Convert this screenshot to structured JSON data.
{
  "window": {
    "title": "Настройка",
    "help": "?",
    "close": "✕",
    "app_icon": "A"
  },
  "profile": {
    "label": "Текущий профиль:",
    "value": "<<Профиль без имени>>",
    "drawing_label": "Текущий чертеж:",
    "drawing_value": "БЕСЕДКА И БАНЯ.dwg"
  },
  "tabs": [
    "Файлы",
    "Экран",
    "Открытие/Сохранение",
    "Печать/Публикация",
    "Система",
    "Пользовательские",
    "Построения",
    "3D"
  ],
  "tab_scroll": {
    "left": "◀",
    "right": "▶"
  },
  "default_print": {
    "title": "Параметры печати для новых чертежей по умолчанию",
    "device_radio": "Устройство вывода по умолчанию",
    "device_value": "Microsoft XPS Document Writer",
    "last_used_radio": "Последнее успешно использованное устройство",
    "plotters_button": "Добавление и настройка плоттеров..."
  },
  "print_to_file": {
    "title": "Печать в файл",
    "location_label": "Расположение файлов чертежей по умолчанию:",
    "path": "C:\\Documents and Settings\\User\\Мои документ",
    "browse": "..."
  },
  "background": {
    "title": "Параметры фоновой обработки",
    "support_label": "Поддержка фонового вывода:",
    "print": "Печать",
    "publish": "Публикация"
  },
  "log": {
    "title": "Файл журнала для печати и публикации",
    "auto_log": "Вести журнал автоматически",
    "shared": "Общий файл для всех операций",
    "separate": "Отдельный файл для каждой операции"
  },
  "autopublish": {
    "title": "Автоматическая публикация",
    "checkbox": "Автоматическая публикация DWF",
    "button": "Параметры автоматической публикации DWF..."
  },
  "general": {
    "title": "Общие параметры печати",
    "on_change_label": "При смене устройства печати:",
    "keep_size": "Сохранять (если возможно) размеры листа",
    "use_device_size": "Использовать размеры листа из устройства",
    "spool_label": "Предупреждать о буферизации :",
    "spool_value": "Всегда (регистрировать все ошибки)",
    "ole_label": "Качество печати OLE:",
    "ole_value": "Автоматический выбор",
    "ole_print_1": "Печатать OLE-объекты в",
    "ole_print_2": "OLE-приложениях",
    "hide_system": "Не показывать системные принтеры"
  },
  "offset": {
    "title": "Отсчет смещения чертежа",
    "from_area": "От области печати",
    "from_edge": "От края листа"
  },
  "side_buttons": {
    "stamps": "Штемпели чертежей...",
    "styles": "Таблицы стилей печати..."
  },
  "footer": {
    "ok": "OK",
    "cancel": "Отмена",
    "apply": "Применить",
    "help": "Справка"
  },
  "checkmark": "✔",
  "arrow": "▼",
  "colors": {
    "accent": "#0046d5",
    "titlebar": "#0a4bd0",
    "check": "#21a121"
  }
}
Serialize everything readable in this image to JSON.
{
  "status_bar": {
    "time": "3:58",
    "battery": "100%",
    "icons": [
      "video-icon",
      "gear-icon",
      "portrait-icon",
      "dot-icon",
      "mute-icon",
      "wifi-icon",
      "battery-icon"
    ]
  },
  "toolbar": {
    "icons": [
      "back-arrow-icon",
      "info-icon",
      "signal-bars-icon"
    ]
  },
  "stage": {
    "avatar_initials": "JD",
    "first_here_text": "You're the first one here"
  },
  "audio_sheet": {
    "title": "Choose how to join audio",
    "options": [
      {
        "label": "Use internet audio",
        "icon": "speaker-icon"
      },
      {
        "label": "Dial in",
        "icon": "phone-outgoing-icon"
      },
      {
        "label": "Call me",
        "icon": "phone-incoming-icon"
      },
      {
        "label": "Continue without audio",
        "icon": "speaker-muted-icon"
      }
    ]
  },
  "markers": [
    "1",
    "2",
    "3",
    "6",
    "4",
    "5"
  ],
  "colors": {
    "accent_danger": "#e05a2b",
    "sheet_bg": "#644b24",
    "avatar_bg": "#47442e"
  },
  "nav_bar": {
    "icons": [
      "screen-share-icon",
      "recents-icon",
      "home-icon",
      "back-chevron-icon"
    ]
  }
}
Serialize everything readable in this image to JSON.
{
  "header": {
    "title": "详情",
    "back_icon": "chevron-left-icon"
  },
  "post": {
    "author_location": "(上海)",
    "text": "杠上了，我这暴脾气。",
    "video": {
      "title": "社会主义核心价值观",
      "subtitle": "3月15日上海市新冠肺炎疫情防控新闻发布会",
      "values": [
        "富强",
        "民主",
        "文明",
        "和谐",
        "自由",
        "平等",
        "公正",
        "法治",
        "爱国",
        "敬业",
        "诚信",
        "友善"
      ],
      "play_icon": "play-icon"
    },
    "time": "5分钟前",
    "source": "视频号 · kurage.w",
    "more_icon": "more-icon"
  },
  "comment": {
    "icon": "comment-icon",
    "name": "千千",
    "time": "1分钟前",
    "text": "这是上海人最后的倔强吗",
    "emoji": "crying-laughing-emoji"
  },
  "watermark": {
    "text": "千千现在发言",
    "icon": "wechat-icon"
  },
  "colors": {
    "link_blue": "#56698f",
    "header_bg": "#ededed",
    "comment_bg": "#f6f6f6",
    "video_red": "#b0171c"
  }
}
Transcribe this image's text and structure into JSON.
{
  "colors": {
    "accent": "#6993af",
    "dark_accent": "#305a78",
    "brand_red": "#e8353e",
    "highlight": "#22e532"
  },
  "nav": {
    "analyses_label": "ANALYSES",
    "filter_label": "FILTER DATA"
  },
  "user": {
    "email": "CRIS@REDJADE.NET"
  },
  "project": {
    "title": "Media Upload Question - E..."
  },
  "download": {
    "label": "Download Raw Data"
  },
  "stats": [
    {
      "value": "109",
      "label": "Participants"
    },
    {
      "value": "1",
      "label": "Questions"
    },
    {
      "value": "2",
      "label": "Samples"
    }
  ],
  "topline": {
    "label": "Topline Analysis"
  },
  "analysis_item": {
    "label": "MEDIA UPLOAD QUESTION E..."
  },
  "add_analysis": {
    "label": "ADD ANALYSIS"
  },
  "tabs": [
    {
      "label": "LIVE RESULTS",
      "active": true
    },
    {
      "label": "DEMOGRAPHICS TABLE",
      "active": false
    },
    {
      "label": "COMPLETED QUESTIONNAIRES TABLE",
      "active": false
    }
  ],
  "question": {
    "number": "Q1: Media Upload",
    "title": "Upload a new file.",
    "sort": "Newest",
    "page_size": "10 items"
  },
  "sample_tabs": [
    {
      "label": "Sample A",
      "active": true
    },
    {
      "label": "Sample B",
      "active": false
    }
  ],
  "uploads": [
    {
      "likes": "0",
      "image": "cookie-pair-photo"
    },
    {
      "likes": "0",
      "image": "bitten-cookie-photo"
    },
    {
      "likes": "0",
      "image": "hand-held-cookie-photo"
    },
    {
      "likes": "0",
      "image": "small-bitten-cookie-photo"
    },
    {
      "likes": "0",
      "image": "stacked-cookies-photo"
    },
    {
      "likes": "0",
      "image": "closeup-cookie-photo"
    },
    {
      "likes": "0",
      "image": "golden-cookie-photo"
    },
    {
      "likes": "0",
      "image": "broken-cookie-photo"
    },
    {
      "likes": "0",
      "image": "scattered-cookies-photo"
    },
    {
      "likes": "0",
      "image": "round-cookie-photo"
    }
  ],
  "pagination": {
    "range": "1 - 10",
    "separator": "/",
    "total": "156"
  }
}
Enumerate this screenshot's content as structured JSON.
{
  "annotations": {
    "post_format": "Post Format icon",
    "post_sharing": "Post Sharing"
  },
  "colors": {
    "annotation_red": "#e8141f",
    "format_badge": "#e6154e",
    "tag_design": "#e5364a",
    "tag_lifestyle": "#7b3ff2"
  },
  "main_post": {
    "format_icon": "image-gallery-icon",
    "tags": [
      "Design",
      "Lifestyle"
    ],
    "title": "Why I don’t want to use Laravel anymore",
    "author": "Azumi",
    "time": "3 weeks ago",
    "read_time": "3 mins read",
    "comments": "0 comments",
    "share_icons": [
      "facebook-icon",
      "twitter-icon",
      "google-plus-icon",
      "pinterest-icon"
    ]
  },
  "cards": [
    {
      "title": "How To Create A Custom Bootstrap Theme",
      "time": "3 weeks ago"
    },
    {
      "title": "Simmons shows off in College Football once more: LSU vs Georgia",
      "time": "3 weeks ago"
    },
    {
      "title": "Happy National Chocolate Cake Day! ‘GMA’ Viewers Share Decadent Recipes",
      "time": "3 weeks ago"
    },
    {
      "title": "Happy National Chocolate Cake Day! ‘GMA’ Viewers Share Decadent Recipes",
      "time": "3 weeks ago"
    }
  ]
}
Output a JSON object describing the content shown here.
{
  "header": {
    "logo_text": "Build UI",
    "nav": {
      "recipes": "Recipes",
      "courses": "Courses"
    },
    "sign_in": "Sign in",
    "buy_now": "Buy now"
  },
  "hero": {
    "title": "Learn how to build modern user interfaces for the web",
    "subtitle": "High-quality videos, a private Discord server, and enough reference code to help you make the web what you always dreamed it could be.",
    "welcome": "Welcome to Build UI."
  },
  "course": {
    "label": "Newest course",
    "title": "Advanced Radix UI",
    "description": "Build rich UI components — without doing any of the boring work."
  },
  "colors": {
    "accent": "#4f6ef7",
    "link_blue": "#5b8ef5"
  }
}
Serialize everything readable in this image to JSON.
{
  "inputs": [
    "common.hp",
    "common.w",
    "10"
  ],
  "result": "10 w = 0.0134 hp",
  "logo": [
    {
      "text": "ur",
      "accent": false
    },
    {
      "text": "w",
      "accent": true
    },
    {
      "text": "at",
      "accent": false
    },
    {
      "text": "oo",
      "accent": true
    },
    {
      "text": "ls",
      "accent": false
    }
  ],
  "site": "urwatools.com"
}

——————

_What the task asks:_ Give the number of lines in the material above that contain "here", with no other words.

_Result of this task:_ 2